“Surfactants are one of the most versatile compounds in the chemical industry. They are found in products that you use every day such as the hand soaps that you use (especially in the pandemic) to clean your hands, face moisturizers to keep your skin refreshed, or detergents to clean your laundry – all of these products contain this surfactant ingredient.”

The majority of surfactants today, Nivatha says, are synthetically created with non-renewable sources that are harmful to the environment, such as petroleum or palm oil.

“What we’re doing at Dispersa is harnessing the power of microbes to deliver palm-free, petroleum-free, alternatives to synthetic surfactants that are functionally the same, but with the added benefit of being more sustainable,” Nivatha says.

“With the way that we’ve been developing the technology, our goal is to deliver these ingredients at a more affordable price as well – so that sustainability is not compromised with affordability,” she adds.

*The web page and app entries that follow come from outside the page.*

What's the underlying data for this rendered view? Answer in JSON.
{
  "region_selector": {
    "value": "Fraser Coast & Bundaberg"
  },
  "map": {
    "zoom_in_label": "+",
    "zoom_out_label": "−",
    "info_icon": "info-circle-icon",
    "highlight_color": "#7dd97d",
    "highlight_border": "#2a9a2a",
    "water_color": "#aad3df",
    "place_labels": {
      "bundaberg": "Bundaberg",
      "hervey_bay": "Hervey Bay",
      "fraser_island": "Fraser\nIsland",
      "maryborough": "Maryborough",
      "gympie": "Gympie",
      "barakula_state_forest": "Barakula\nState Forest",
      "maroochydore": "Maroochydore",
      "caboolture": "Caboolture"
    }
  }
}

As she works to build and grow the business aspects of this venture, Nivatha’s Fellowship centres on the social impacts made possible by her work.

“We are a social impact-driven startup. Our vision is to grow our surfactant technology to be used across a plethora of different industries, starting with consumer-packaged goods,” Nivatha explains.

“It’s exciting to imagine the sustainable difference this can have in industries that impact our everyday lives,” she adds.

“The heart of the Fellowship initiative will be to work with local cleantech stakeholders in creating a mentorship and resources platform for underrepresented youth who wish to delve into the cleantech sector through entrepreneurship or science careers. My wish is to help bridge the gap in this sector – increasing diversity and representation in cleantech.”

Nivatha is also working to ensure that Dispersa continues to develop in a way that optimizes the company’s potential for social change well into the future.

“We want to create foundational pillars so that in the future when we do generate revenue, we have a structure in place to carry out community-driven projects with environmental and social impact. The goal is to be able to give back towards meaningful and impactful projects that are at the core of Dispera’s values.”

Learn more about the Pathy Foundation Fellowship at